Mantua refers to a woman's loose gown of the 17th and 18th centuries. Mantua is spelled after the Italian city of the same name, but originally from French "manteau".
In the fashion context, a mantua refers to a type of gown or dress that was popular in the 17th and 18th centuries. It was characterized by a loose, flowing bodice and a long, full skirt that was often supported by hoops or petticoats. The mantua was typically worn for formal occasions and was made from luxurious fabrics such as silk or brocade, often embellished with embroidery or lace.
The mantua was worn with a stomacher, which was a decorative piece that covered the front of the bodice, and a pair of sleeves that were attached to the back of the bodice and draped over the arms. The gown could be worn with a train for more formal occasions, and the sleeves could be detached to create a different look.

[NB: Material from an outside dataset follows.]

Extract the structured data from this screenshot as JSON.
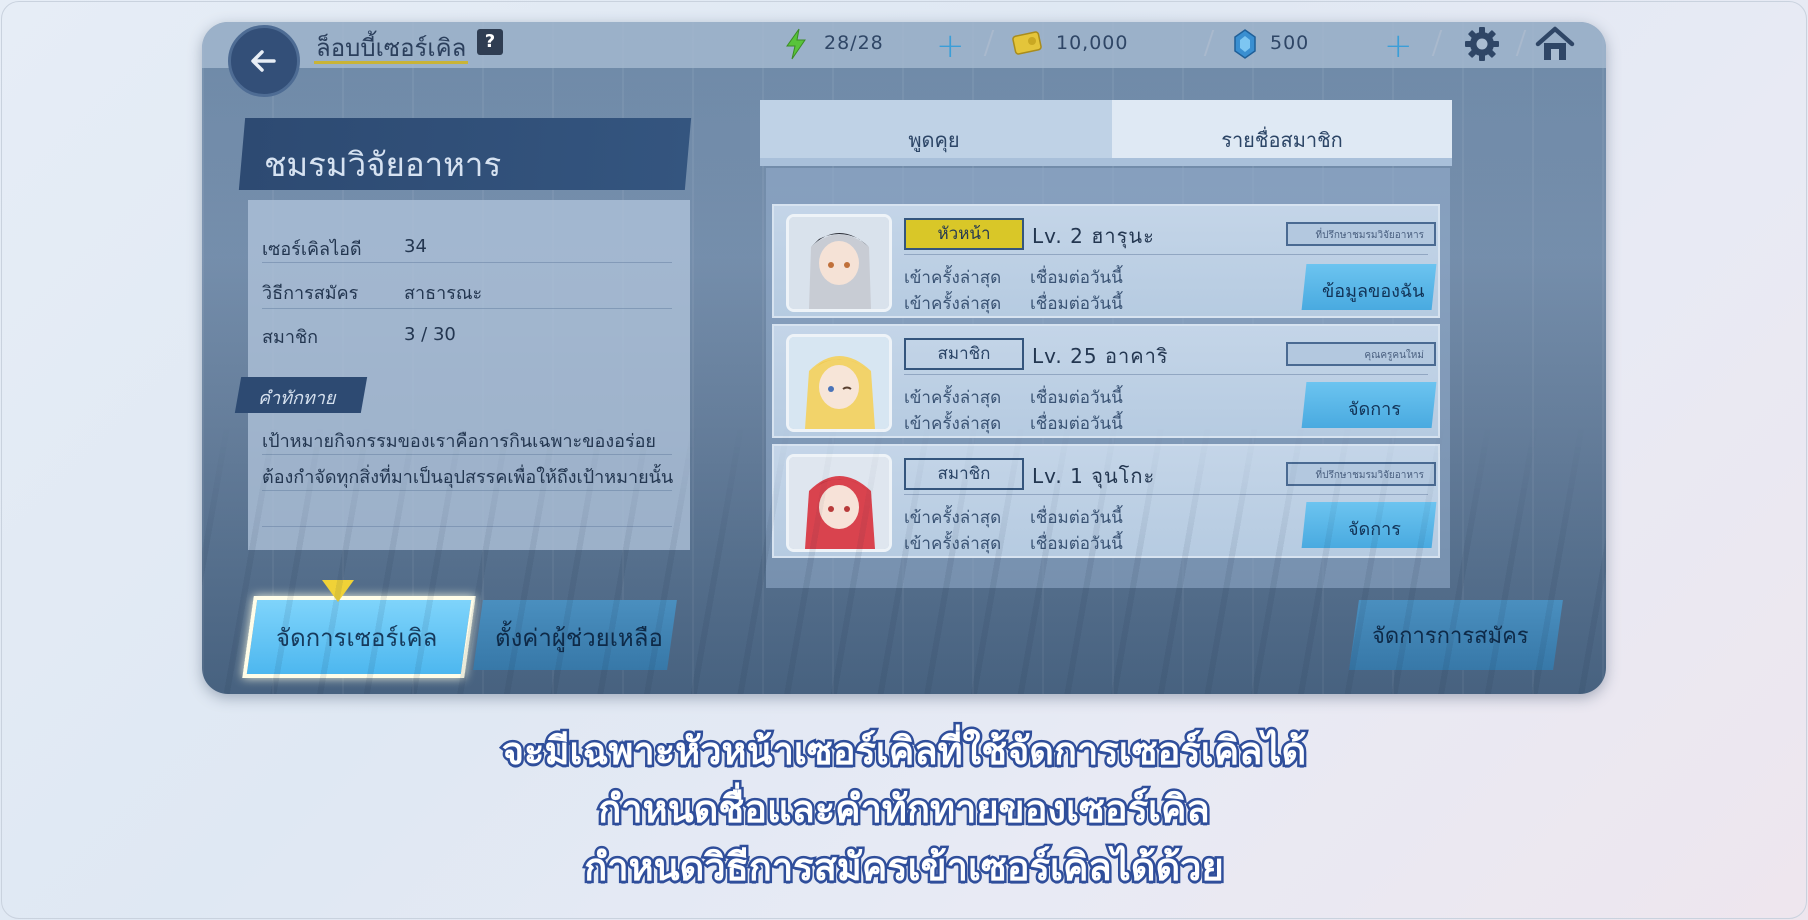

The mantua was popular among the upper classes in Europe and the American colonies, and variations of the style could be found in different countries. It fell out of fashion in the late 18th century with the rise of more streamlined styles, but it remains an iconic example of historical fashion.